After flopping a test in Covid-19 earlier this year, Angion’s lead organ damage drug has now hit the skids again in kidney transplant patients.

Angion and partner Vifor Pharma’s ANG-3777 failed to beat out placebo in terms of improving eGFR, a measure of kidney function, in patients who had received a deceased donor kidney transplant and were at high risk of developing what is known as delayed graft function, according to Phase III results released Tuesday.

(Photo courtesy Pfizer)

FDA's vac­cine ad­comm votes al­most unan­i­mous­ly in fa­vor of Pfiz­er's Covid-19 vac­cine for younger chil­dren

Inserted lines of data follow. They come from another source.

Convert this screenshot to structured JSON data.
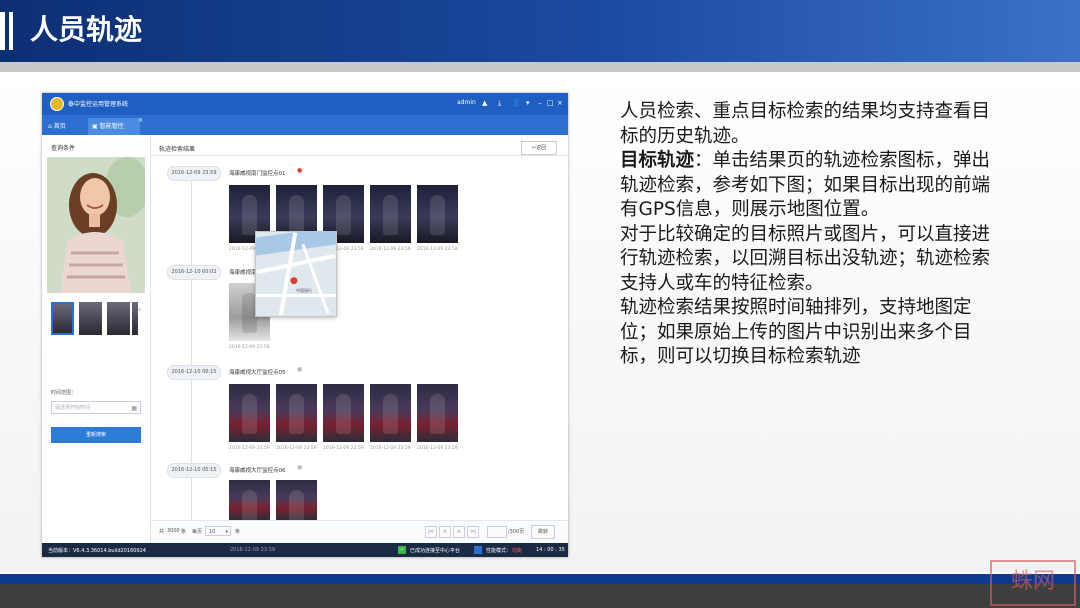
{
  "slide": {
    "title": "人员轨迹"
  },
  "app": {
    "name": "泰中监控运用管理系统",
    "user": "admin",
    "toolbar_icons": [
      "alert-icon",
      "download-icon",
      "user-icon",
      "filter-icon",
      "minimize-icon",
      "maximize-icon",
      "close-icon"
    ],
    "tabs": [
      {
        "label": "首页"
      },
      {
        "label": "智能管控"
      }
    ],
    "tab_close": "×",
    "left_panel": {
      "title": "查询条件",
      "time_label": "时间范围：",
      "time_placeholder": "请选择开始时间",
      "search_button": "重新搜索"
    },
    "main": {
      "title": "轨迹检索结果",
      "back_button": "返回",
      "groups": [
        {
          "time": "2016-12-09 23:59",
          "camera": "海康威视南门监控点01",
          "photos": [
            {
              "ts": "2016-12-09 23:59"
            },
            {
              "ts": "2016-12-09 23:59"
            },
            {
              "ts": "2016-12-09 23:59"
            },
            {
              "ts": "2016-12-09 23:59"
            },
            {
              "ts": "2016-12-09 23:59"
            }
          ]
        },
        {
          "time": "2016-12-10 00:02",
          "camera": "海康威视南门监控点02",
          "photos": [
            {
              "ts": "2016-12-09 23:59"
            }
          ]
        },
        {
          "time": "2016-12-10 00:15",
          "camera": "海康威视大厅监控点05",
          "photos": [
            {
              "ts": "2016-12-09 23:59"
            },
            {
              "ts": "2016-12-09 23:59"
            },
            {
              "ts": "2016-12-09 23:59"
            },
            {
              "ts": "2016-12-09 23:59"
            },
            {
              "ts": "2016-12-09 23:59"
            }
          ]
        },
        {
          "time": "2016-12-10 00:15",
          "camera": "海康威视大厅监控点06",
          "photos": [
            {
              "ts": ""
            },
            {
              "ts": ""
            }
          ]
        }
      ],
      "map_label": "中国银行"
    },
    "pager": {
      "total_prefix": "共",
      "total": "3000",
      "total_suffix": "条",
      "per_page_label": "每页",
      "per_page": "10",
      "per_page_suffix": "条",
      "buttons": [
        "|<",
        "<",
        ">",
        ">|"
      ],
      "pages_suffix": "/300页",
      "go_button": "跳转"
    },
    "status_bar": {
      "version": "当前版本：V6.4.3.36014.build20160924",
      "time_center": "2016-12-09 23:59",
      "connection": "已成功连接至中心平台",
      "mode_label": "性能模式：",
      "mode_value": "均衡",
      "clock": "14 : 00 : 35"
    }
  },
  "description": {
    "p1": "人员检索、重点目标检索的结果均支持查看目标的历史轨迹。",
    "p2_strong": "目标轨迹",
    "p2_rest": "：单击结果页的轨迹检索图标，弹出轨迹检索，参考如下图；如果目标出现的前端有GPS信息，则展示地图位置。",
    "p3": "对于比较确定的目标照片或图片，可以直接进行轨迹检索，以回溯目标出没轨迹；轨迹检索支持人或车的特征检索。",
    "p4": "轨迹检索结果按照时间轴排列，支持地图定位；如果原始上传的图片中识别出来多个目标，则可以切换目标检索轨迹"
  },
  "watermark": "蛛网"
}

The FDA’s Vaccines and Related Biological Products Advisory Committee on Tuesday voted 17-0, with one panelist abstaining, that the benefits of the Pfizer-BioNTech Covid-19 vaccine outweigh the risks for children between the ages of five and 12.

The vote will likely trigger a process that could allow the shots to begin rolling out as early as next week.

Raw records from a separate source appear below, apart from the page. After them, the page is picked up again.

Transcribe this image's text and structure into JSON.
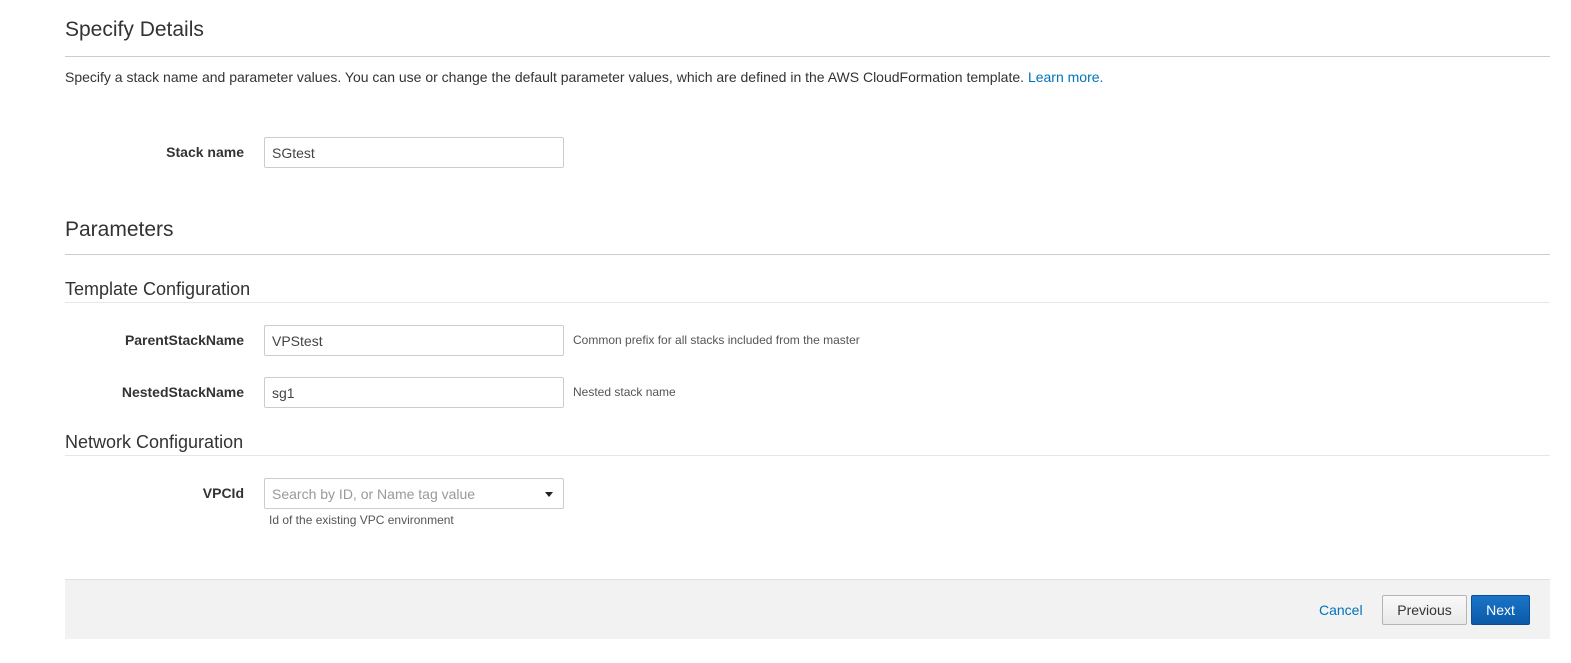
{
  "header": {
    "title": "Specify Details",
    "description": "Specify a stack name and parameter values. You can use or change the default parameter values, which are defined in the AWS CloudFormation template.",
    "learn_more": "Learn more."
  },
  "stack": {
    "label": "Stack name",
    "value": "SGtest"
  },
  "parameters": {
    "title": "Parameters",
    "template_section": {
      "title": "Template Configuration",
      "parent_stack": {
        "label": "ParentStackName",
        "value": "VPStest",
        "hint": "Common prefix for all stacks included from the master"
      },
      "nested_stack": {
        "label": "NestedStackName",
        "value": "sg1",
        "hint": "Nested stack name"
      }
    },
    "network_section": {
      "title": "Network Configuration",
      "vpc": {
        "label": "VPCId",
        "placeholder": "Search by ID, or Name tag value",
        "hint": "Id of the existing VPC environment"
      }
    }
  },
  "footer": {
    "cancel_label": "Cancel",
    "previous_label": "Previous",
    "next_label": "Next"
  },
  "colors": {
    "link": "#0073bb",
    "primary_button": "#0a5aa8",
    "footer_bg": "#f2f2f2"
  }
}
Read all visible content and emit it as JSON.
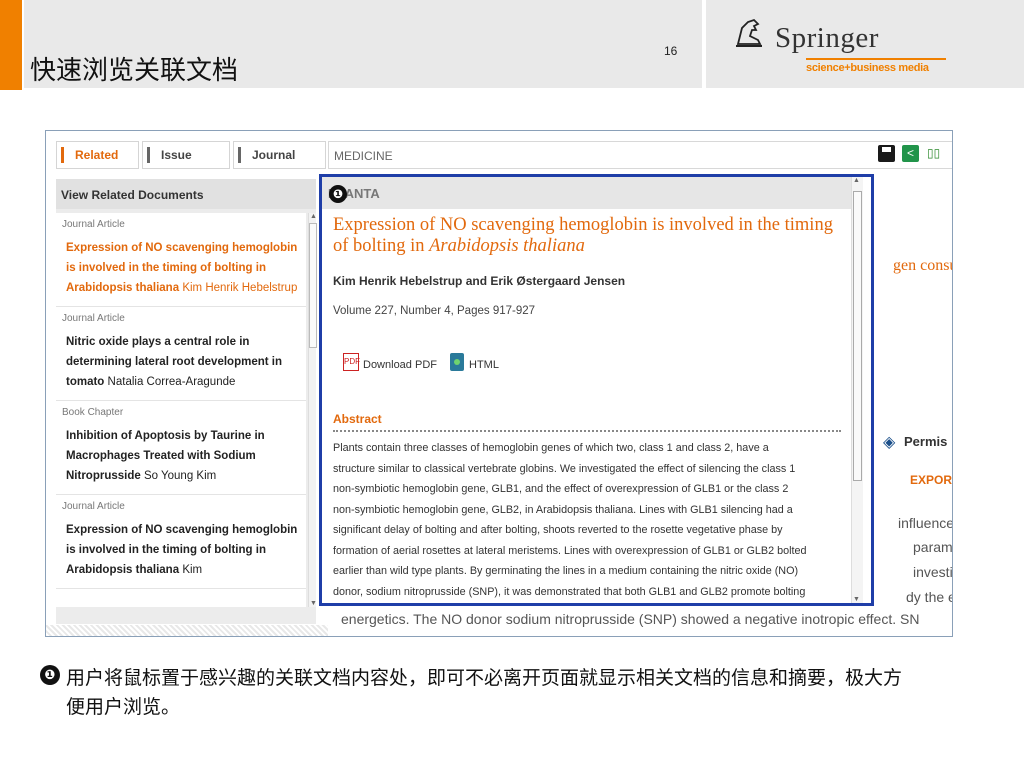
{
  "slide": {
    "title": "快速浏览关联文档",
    "page_number": "16"
  },
  "brand": {
    "name": "Springer",
    "tagline": "science+business media",
    "accent_color": "#f08000"
  },
  "tabs": [
    {
      "label": "Related",
      "active": true
    },
    {
      "label": "Issue",
      "active": false
    },
    {
      "label": "Journal",
      "active": false
    }
  ],
  "topbar": {
    "section": "MEDICINE",
    "icons": [
      "save-icon",
      "share-icon",
      "book-icon"
    ]
  },
  "sidebar": {
    "heading": "View Related Documents",
    "items": [
      {
        "type": "Journal Article",
        "title": "Expression of NO scavenging hemoglobin is involved in the timing of bolting in Arabidopsis thaliana",
        "author": "Kim Henrik Hebelstrup",
        "highlighted": true
      },
      {
        "type": "Journal Article",
        "title": "Nitric oxide plays a central role in determining lateral root development in tomato",
        "author": "Natalia Correa-Aragunde",
        "highlighted": false
      },
      {
        "type": "Book Chapter",
        "title": "Inhibition of Apoptosis by Taurine in Macrophages Treated with Sodium Nitroprusside",
        "author": "So Young Kim",
        "highlighted": false
      },
      {
        "type": "Journal Article",
        "title": "Expression of NO scavenging hemoglobin is involved in the timing of bolting in Arabidopsis thaliana",
        "author": "Kim",
        "highlighted": false
      }
    ]
  },
  "popup": {
    "journal": "PLANTA",
    "title_main": "Expression of NO scavenging hemoglobin is involved in the timing of bolting in ",
    "title_species": "Arabidopsis thaliana",
    "authors": "Kim Henrik Hebelstrup and Erik Østergaard Jensen",
    "volume": "Volume 227, Number 4, Pages 917-927",
    "download_pdf": "Download PDF",
    "html": "HTML",
    "abstract_heading": "Abstract",
    "abstract_lines": [
      "Plants contain three classes of hemoglobin genes of which two, class 1 and class 2, have a",
      "structure similar to classical vertebrate globins. We investigated the effect of silencing the class 1",
      "non-symbiotic hemoglobin gene, GLB1, and the effect of overexpression of GLB1 or the class 2",
      "non-symbiotic hemoglobin gene, GLB2, in Arabidopsis thaliana. Lines with GLB1 silencing had a",
      "significant delay of bolting and after bolting, shoots reverted to the rosette vegetative phase by",
      "formation of aerial rosettes at lateral meristems. Lines with overexpression of GLB1 or GLB2 bolted",
      "earlier than wild type plants. By germinating the lines in a medium containing the nitric oxide (NO)",
      "donor, sodium nitroprusside (SNP), it was demonstrated that both GLB1 and GLB2 promote bolting"
    ]
  },
  "background_fragments": {
    "title_tail": "gen consu",
    "permissions": "Permis",
    "export": "EXPORT CITAT",
    "line1": "influence of",
    "line2": "parameters",
    "line3": "investigat",
    "line4": "dy the effe",
    "bottom": "energetics. The NO donor sodium nitroprusside (SNP) showed a negative inotropic effect. SN"
  },
  "callout": {
    "marker": "❶",
    "caption": "用户将鼠标置于感兴趣的关联文档内容处，即可不必离开页面就显示相关文档的信息和摘要，极大方便用户浏览。"
  }
}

The vaccine, which is one-third of the adult Pfizer dose, proved to be about 90% effective in a placebo-controlled trial in which about 1,500 kids in this age range received the vaccine, and only about 12% of those receiving the vaccine had any adverse event. All serious adverse events in the trial were unrelated to the vaccine.